(Data about app and page elements)

----

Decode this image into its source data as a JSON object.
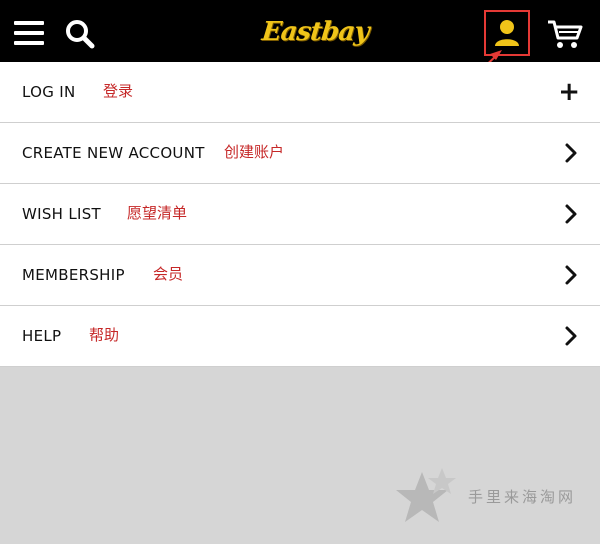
{
  "header": {
    "logo_text": "Eastbay",
    "icons": [
      "menu-icon",
      "search-icon",
      "user-icon",
      "cart-icon"
    ],
    "colors": {
      "background": "#000000",
      "accent": "#f0c419",
      "highlight": "#e53935"
    }
  },
  "menu": {
    "items": [
      {
        "label": "LOG IN",
        "note": "登录",
        "action": "plus-icon"
      },
      {
        "label": "CREATE NEW ACCOUNT",
        "note": "创建账户",
        "action": "chevron-right-icon"
      },
      {
        "label": "WISH LIST",
        "note": "愿望清单",
        "action": "chevron-right-icon"
      },
      {
        "label": "MEMBERSHIP",
        "note": "会员",
        "action": "chevron-right-icon"
      },
      {
        "label": "HELP",
        "note": "帮助",
        "action": "chevron-right-icon"
      }
    ]
  },
  "watermark": {
    "text": "手里来海淘网"
  }
}
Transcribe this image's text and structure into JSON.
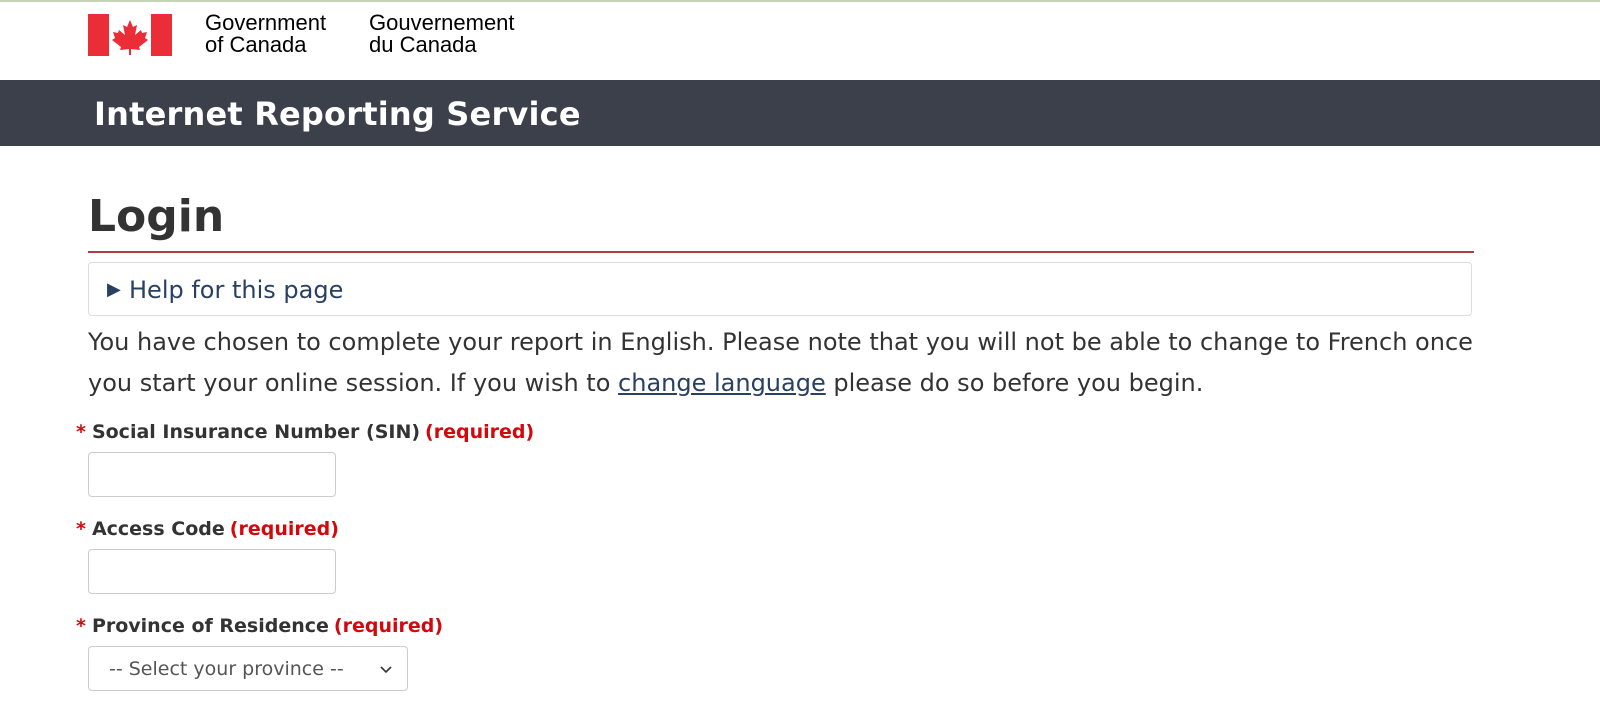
{
  "gov_header": {
    "name_en_line1": "Government",
    "name_en_line2": "of Canada",
    "name_fr_line1": "Gouvernement",
    "name_fr_line2": "du Canada",
    "flag_color": "#eb2d37"
  },
  "service_bar": {
    "title": "Internet Reporting Service",
    "background": "#3b404b"
  },
  "page": {
    "title": "Login",
    "title_rule_color": "#af3c43"
  },
  "help": {
    "label": "Help for this page",
    "icon": "caret-right-icon"
  },
  "intro": {
    "text_before_link": "You have chosen to complete your report in English. Please note that you will not be able to change to French once you start your online session. If you wish to ",
    "link_text": "change language",
    "text_after_link": " please do so before you begin."
  },
  "form": {
    "required_marker": "*",
    "required_text": "(required)",
    "sin": {
      "label": "Social Insurance Number (SIN)",
      "value": ""
    },
    "access_code": {
      "label": "Access Code",
      "value": ""
    },
    "province": {
      "label": "Province of Residence",
      "selected": "-- Select your province --",
      "icon": "chevron-down-icon"
    }
  }
}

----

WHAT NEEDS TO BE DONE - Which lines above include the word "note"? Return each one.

TASK SOLUTION -
        "note": "登录",
        "note": "创建账户",
        "note": "愿望清单",
        "note": "会员",
        "note": "帮助",
    "text_before_link": "You have chosen to complete your report in English. Please note that you will not be able to change to French once you start your online session. If you wish to ",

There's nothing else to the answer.